**Exercise aim**
Every line from the one with "Output a JSON" through the end of the entries below must be retyped exactly, and only those lines. The pictures are not part of the copy.

BEGIN Exercise input

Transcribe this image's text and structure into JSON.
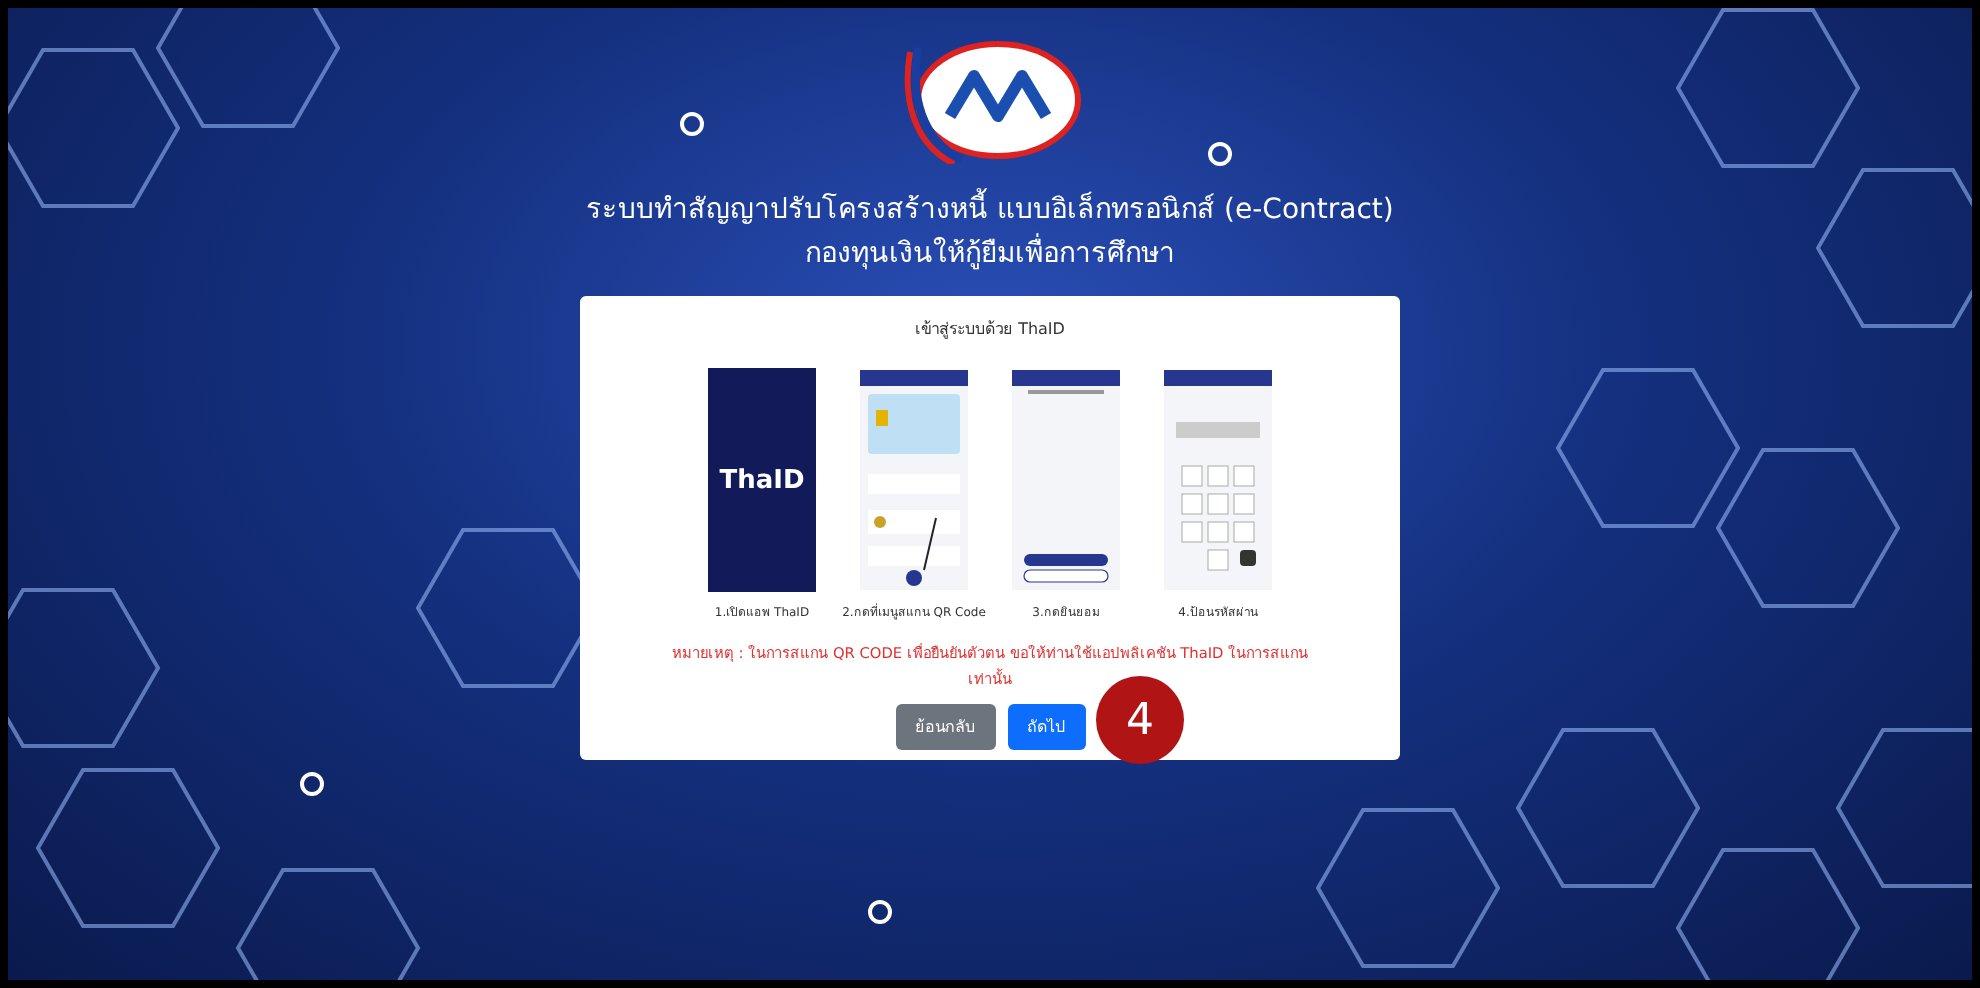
{
  "header": {
    "title_lines": [
      "ระบบทำสัญญาปรับโครงสร้างหนี้ แบบอิเล็กทรอนิกส์ (e-Contract)",
      "กองทุนเงินให้กู้ยืมเพื่อการศึกษา"
    ]
  },
  "card": {
    "heading": "เข้าสู่ระบบด้วย ThaID",
    "steps": [
      {
        "kind": "splash",
        "logo_text": "ThaID",
        "caption": "1.เปิดแอพ ThaID"
      },
      {
        "kind": "card",
        "caption": "2.กดที่เมนูสแกน QR Code"
      },
      {
        "kind": "consent",
        "caption": "3.กดยินยอม"
      },
      {
        "kind": "pin",
        "caption": "4.ป้อนรหัสผ่าน"
      }
    ],
    "note": "หมายเหตุ : ในการสแกน QR CODE เพื่อยืนยันตัวตน ขอให้ท่านใช้แอปพลิเคชัน ThaID ในการสแกนเท่านั้น",
    "buttons": [
      {
        "label": "ย้อนกลับ",
        "kind": "secondary"
      },
      {
        "label": "ถัดไป",
        "kind": "primary"
      }
    ]
  },
  "step_badge": "4"
}
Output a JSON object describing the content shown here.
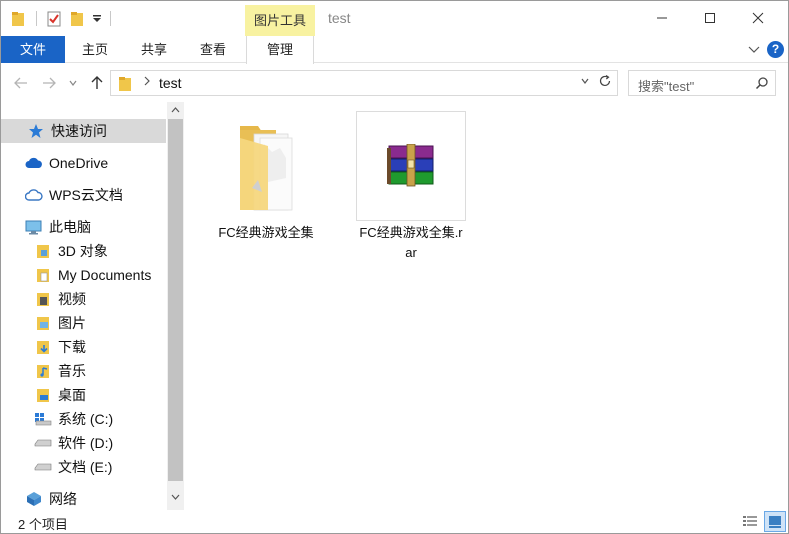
{
  "titlebar": {
    "tools_tab_label": "图片工具",
    "title": "test"
  },
  "ribbon": {
    "tabs": [
      {
        "label": "文件"
      },
      {
        "label": "主页"
      },
      {
        "label": "共享"
      },
      {
        "label": "查看"
      },
      {
        "label": "管理"
      }
    ],
    "help_label": "?"
  },
  "address": {
    "path": "test",
    "search_placeholder": "搜索\"test\""
  },
  "navpane": {
    "items": [
      {
        "label": "快速访问",
        "icon": "star-icon"
      },
      {
        "label": "OneDrive",
        "icon": "cloud-icon"
      },
      {
        "label": "WPS云文档",
        "icon": "wps-cloud-icon"
      },
      {
        "label": "此电脑",
        "icon": "computer-icon"
      },
      {
        "label": "3D 对象",
        "icon": "3d-objects-icon"
      },
      {
        "label": "My Documents",
        "icon": "documents-icon"
      },
      {
        "label": "视频",
        "icon": "video-icon"
      },
      {
        "label": "图片",
        "icon": "pictures-icon"
      },
      {
        "label": "下载",
        "icon": "download-icon"
      },
      {
        "label": "音乐",
        "icon": "music-icon"
      },
      {
        "label": "桌面",
        "icon": "desktop-icon"
      },
      {
        "label": "系统 (C:)",
        "icon": "system-drive-icon"
      },
      {
        "label": "软件 (D:)",
        "icon": "drive-icon"
      },
      {
        "label": "文档 (E:)",
        "icon": "drive-icon"
      },
      {
        "label": "网络",
        "icon": "network-icon"
      }
    ]
  },
  "files": [
    {
      "name": "FC经典游戏全集",
      "type": "folder"
    },
    {
      "name": "FC经典游戏全集.rar",
      "type": "rar-archive"
    }
  ],
  "status": {
    "item_count": "2 个项目"
  },
  "colors": {
    "accent": "#1a64c6",
    "tools_tab": "#f8f2a1",
    "selection": "#d9d9d9"
  }
}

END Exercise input

**Task solution**
Output a JSON object describing the content shown here.
{
  "titlebar": {
    "tools_tab_label": "图片工具",
    "title": "test"
  },
  "ribbon": {
    "tabs": [
      {
        "label": "文件"
      },
      {
        "label": "主页"
      },
      {
        "label": "共享"
      },
      {
        "label": "查看"
      },
      {
        "label": "管理"
      }
    ],
    "help_label": "?"
  },
  "address": {
    "path": "test",
    "search_placeholder": "搜索\"test\""
  },
  "navpane": {
    "items": [
      {
        "label": "快速访问",
        "icon": "star-icon"
      },
      {
        "label": "OneDrive",
        "icon": "cloud-icon"
      },
      {
        "label": "WPS云文档",
        "icon": "wps-cloud-icon"
      },
      {
        "label": "此电脑",
        "icon": "computer-icon"
      },
      {
        "label": "3D 对象",
        "icon": "3d-objects-icon"
      },
      {
        "label": "My Documents",
        "icon": "documents-icon"
      },
      {
        "label": "视频",
        "icon": "video-icon"
      },
      {
        "label": "图片",
        "icon": "pictures-icon"
      },
      {
        "label": "下载",
        "icon": "download-icon"
      },
      {
        "label": "音乐",
        "icon": "music-icon"
      },
      {
        "label": "桌面",
        "icon": "desktop-icon"
      },
      {
        "label": "系统 (C:)",
        "icon": "system-drive-icon"
      },
      {
        "label": "软件 (D:)",
        "icon": "drive-icon"
      },
      {
        "label": "文档 (E:)",
        "icon": "drive-icon"
      },
      {
        "label": "网络",
        "icon": "network-icon"
      }
    ]
  },
  "files": [
    {
      "name": "FC经典游戏全集",
      "type": "folder"
    },
    {
      "name": "FC经典游戏全集.rar",
      "type": "rar-archive"
    }
  ],
  "status": {
    "item_count": "2 个项目"
  },
  "colors": {
    "accent": "#1a64c6",
    "tools_tab": "#f8f2a1",
    "selection": "#d9d9d9"
  }
}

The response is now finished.